── Records for the exercise

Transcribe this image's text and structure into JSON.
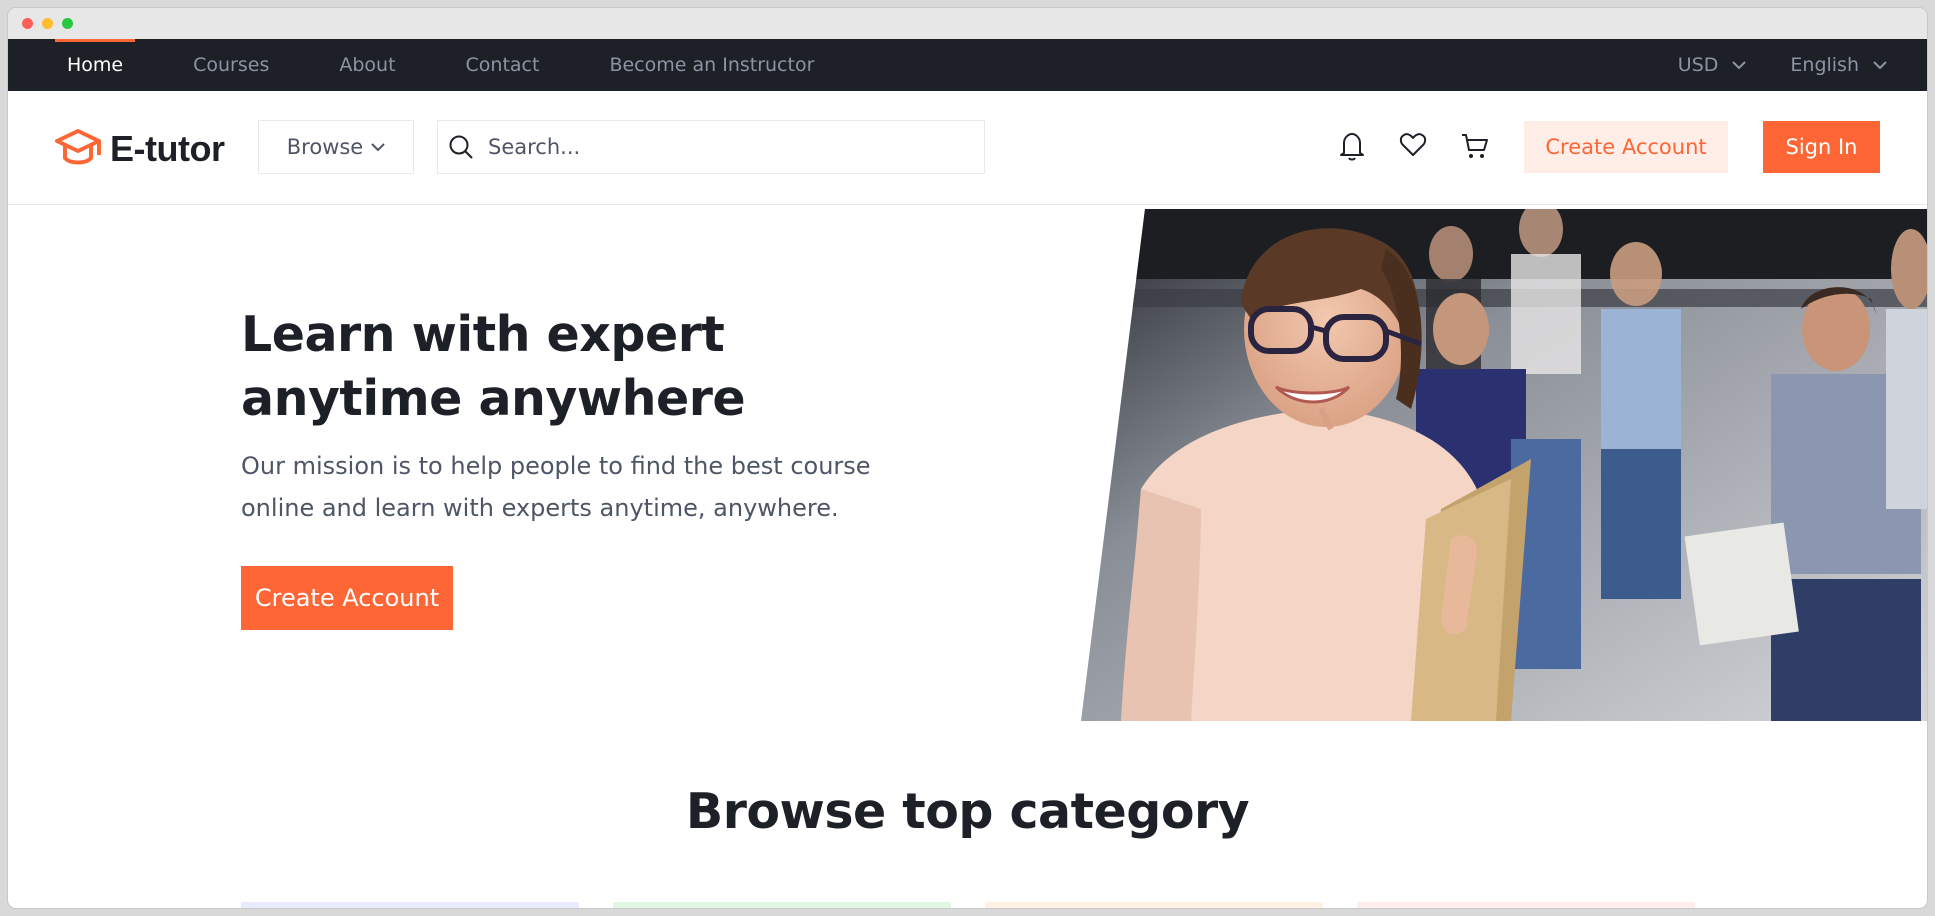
{
  "window": {
    "controls": [
      "close",
      "minimize",
      "maximize"
    ]
  },
  "topnav": {
    "links": [
      {
        "label": "Home",
        "active": true
      },
      {
        "label": "Courses",
        "active": false
      },
      {
        "label": "About",
        "active": false
      },
      {
        "label": "Contact",
        "active": false
      },
      {
        "label": "Become an Instructor",
        "active": false
      }
    ],
    "currency": "USD",
    "language": "English"
  },
  "header": {
    "logo_text": "E-tutor",
    "browse_label": "Browse",
    "search_placeholder": "Search...",
    "icons": [
      "bell-icon",
      "heart-icon",
      "cart-icon"
    ],
    "create_account_label": "Create Account",
    "sign_in_label": "Sign In"
  },
  "hero": {
    "title_line1": "Learn with expert",
    "title_line2": "anytime anywhere",
    "description_line1": "Our mission is to help people to find the best course",
    "description_line2": "online and learn with experts anytime, anywhere.",
    "cta_label": "Create Account"
  },
  "categories": {
    "title": "Browse top category",
    "card_colors": [
      "#ebebff",
      "#e1f7e3",
      "#fff2e5",
      "#ffeeeb"
    ]
  },
  "colors": {
    "primary": "#ff6636",
    "primary_light": "#ffeee8",
    "dark": "#1d2026",
    "muted": "#8c94a3",
    "text": "#4e5566"
  }
}
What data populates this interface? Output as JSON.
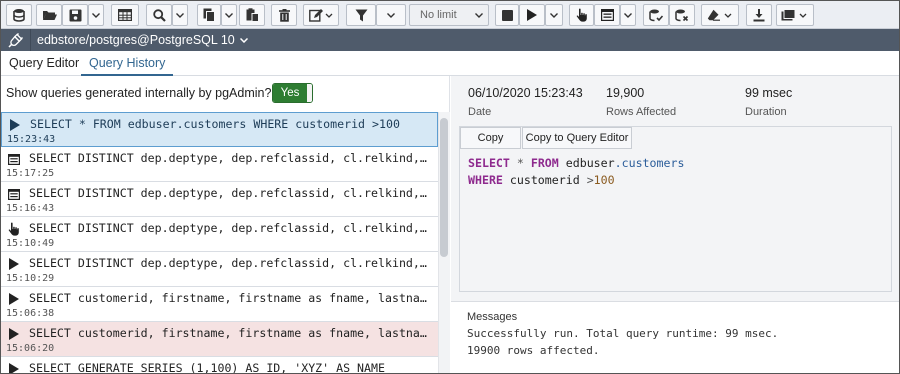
{
  "toolbar": {
    "limit_select_value": "No limit",
    "icons": [
      "database-icon",
      "folder-open-icon",
      "save-icon",
      "table-grid-icon",
      "search-icon",
      "copy-icon",
      "paste-icon",
      "trash-icon",
      "edit-icon",
      "filter-icon",
      "stop-icon",
      "play-icon",
      "pointer-explain-icon",
      "list-explain-icon",
      "commit-icon",
      "rollback-icon",
      "eraser-icon",
      "download-icon",
      "macros-icon"
    ]
  },
  "connection": {
    "label": "edbstore/postgres@PostgreSQL 10"
  },
  "tabs": [
    {
      "label": "Query Editor",
      "active": false
    },
    {
      "label": "Query History",
      "active": true
    }
  ],
  "history": {
    "show_internal_label": "Show queries generated internally by pgAdmin?",
    "toggle_label": "Yes",
    "toggle_on": true,
    "entries": [
      {
        "icon": "play-icon",
        "query": "SELECT * FROM edbuser.customers WHERE customerid >100",
        "time": "15:23:43",
        "state": "selected"
      },
      {
        "icon": "list-explain-icon",
        "query": "SELECT DISTINCT dep.deptype, dep.refclassid, cl.relkind,…",
        "time": "15:17:25",
        "state": "normal"
      },
      {
        "icon": "list-explain-icon",
        "query": "SELECT DISTINCT dep.deptype, dep.refclassid, cl.relkind,…",
        "time": "15:16:43",
        "state": "normal"
      },
      {
        "icon": "pointer-explain-icon",
        "query": "SELECT DISTINCT dep.deptype, dep.refclassid, cl.relkind,…",
        "time": "15:10:49",
        "state": "normal"
      },
      {
        "icon": "play-icon",
        "query": "SELECT DISTINCT dep.deptype, dep.refclassid, cl.relkind,…",
        "time": "15:10:29",
        "state": "normal"
      },
      {
        "icon": "play-icon",
        "query": "SELECT customerid, firstname, firstname as fname, lastna…",
        "time": "15:06:38",
        "state": "normal"
      },
      {
        "icon": "play-icon",
        "query": "SELECT customerid, firstname, firstname as fname, lastna…",
        "time": "15:06:20",
        "state": "error"
      },
      {
        "icon": "play-icon",
        "query": "SELECT GENERATE_SERIES (1,100) AS ID, 'XYZ' AS NAME",
        "time": "",
        "state": "normal"
      }
    ]
  },
  "detail": {
    "date_value": "06/10/2020 15:23:43",
    "date_label": "Date",
    "rows_value": "19,900",
    "rows_label": "Rows Affected",
    "duration_value": "99 msec",
    "duration_label": "Duration",
    "copy_button": "Copy",
    "copy_to_editor_button": "Copy to Query Editor",
    "sql": {
      "kw_select": "SELECT",
      "star": "*",
      "kw_from": "FROM",
      "schema": "edbuser",
      "dot_table": ".customers",
      "kw_where": "WHERE",
      "column": "customerid",
      "operator": ">",
      "number": "100"
    },
    "messages_title": "Messages",
    "messages_line1": "Successfully run. Total query runtime: 99 msec.",
    "messages_line2": "19900 rows affected."
  }
}
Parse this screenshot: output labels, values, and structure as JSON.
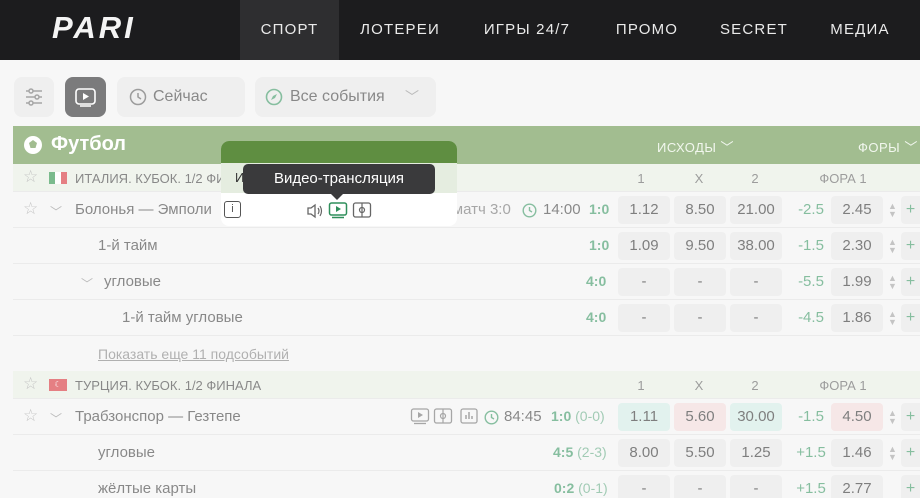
{
  "brand": {
    "logo": "PARI"
  },
  "nav": [
    "СПОРТ",
    "ЛОТЕРЕИ",
    "ИГРЫ 24/7",
    "ПРОМО",
    "SECRET",
    "МЕДИА"
  ],
  "filters": {
    "now_label": "Сейчас",
    "events_label": "Все события"
  },
  "sport": {
    "title": "Футбол",
    "col_outcomes": "ИСХОДЫ",
    "col_handicap": "ФОРЫ"
  },
  "leagues": [
    {
      "name": "ИТАЛИЯ. КУБОК. 1/2 ФИНАЛА",
      "cols": [
        "1",
        "X",
        "2",
        "ФОРА 1"
      ],
      "event": {
        "teams": "Болонья — Эмполи",
        "status": "Первый матч 3:0",
        "time": "14:00",
        "score": "1:0",
        "odds": [
          "1.12",
          "8.50",
          "21.00"
        ],
        "hcap": "-2.5",
        "hodd": "2.45"
      },
      "subs": [
        {
          "name": "1-й тайм",
          "score": "1:0",
          "odds": [
            "1.09",
            "9.50",
            "38.00"
          ],
          "hcap": "-1.5",
          "hodd": "2.30"
        },
        {
          "name": "угловые",
          "score": "4:0",
          "odds": [
            "-",
            "-",
            "-"
          ],
          "hcap": "-5.5",
          "hodd": "1.99"
        },
        {
          "name": "1-й тайм угловые",
          "score": "4:0",
          "odds": [
            "-",
            "-",
            "-"
          ],
          "hcap": "-4.5",
          "hodd": "1.86"
        }
      ],
      "more": "Показать еще 11 подсобытий"
    },
    {
      "name": "ТУРЦИЯ. КУБОК. 1/2 ФИНАЛА",
      "cols": [
        "1",
        "X",
        "2",
        "ФОРА 1"
      ],
      "event": {
        "teams": "Трабзонспор — Гезтепе",
        "time": "84:45",
        "score": "1:0",
        "score_sub": "(0-0)",
        "odds": [
          "1.11",
          "5.60",
          "30.00"
        ],
        "hcap": "-1.5",
        "hodd": "4.50"
      },
      "subs": [
        {
          "name": "угловые",
          "score": "4:5",
          "score_sub": "(2-3)",
          "odds": [
            "8.00",
            "5.50",
            "1.25"
          ],
          "hcap": "+1.5",
          "hodd": "1.46"
        },
        {
          "name": "жёлтые карты",
          "score": "0:2",
          "score_sub": "(0-1)",
          "odds": [
            "-",
            "-",
            "-"
          ],
          "hcap": "+1.5",
          "hodd": "2.77"
        }
      ]
    }
  ],
  "tooltip": "Видео-трансляция",
  "colors": {
    "accent_green": "#5f8e41",
    "score_green": "#2f8f5b",
    "topbar": "#1c1c1e"
  }
}
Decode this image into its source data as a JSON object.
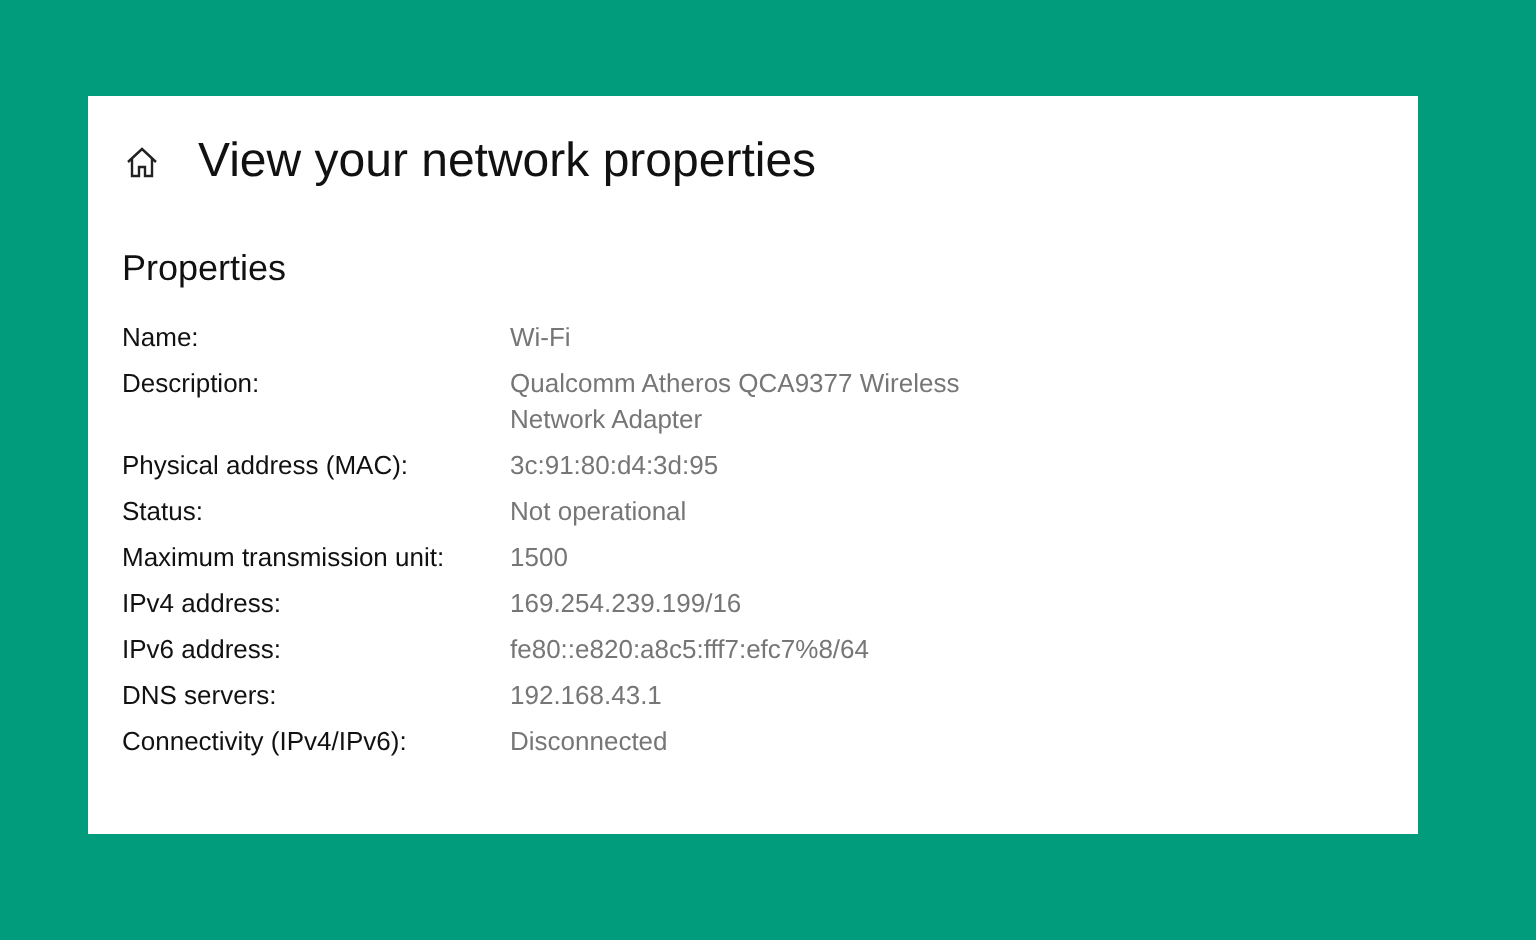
{
  "header": {
    "title": "View your network properties"
  },
  "section": {
    "title": "Properties"
  },
  "properties": [
    {
      "label": "Name:",
      "value": "Wi-Fi"
    },
    {
      "label": "Description:",
      "value": "Qualcomm Atheros QCA9377 Wireless Network Adapter"
    },
    {
      "label": "Physical address (MAC):",
      "value": "3c:91:80:d4:3d:95"
    },
    {
      "label": "Status:",
      "value": "Not operational"
    },
    {
      "label": "Maximum transmission unit:",
      "value": "1500"
    },
    {
      "label": "IPv4 address:",
      "value": "169.254.239.199/16"
    },
    {
      "label": "IPv6 address:",
      "value": "fe80::e820:a8c5:fff7:efc7%8/64"
    },
    {
      "label": "DNS servers:",
      "value": "192.168.43.1"
    },
    {
      "label": "Connectivity (IPv4/IPv6):",
      "value": "Disconnected"
    }
  ]
}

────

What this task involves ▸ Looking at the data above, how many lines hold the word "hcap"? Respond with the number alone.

Output ▸ 7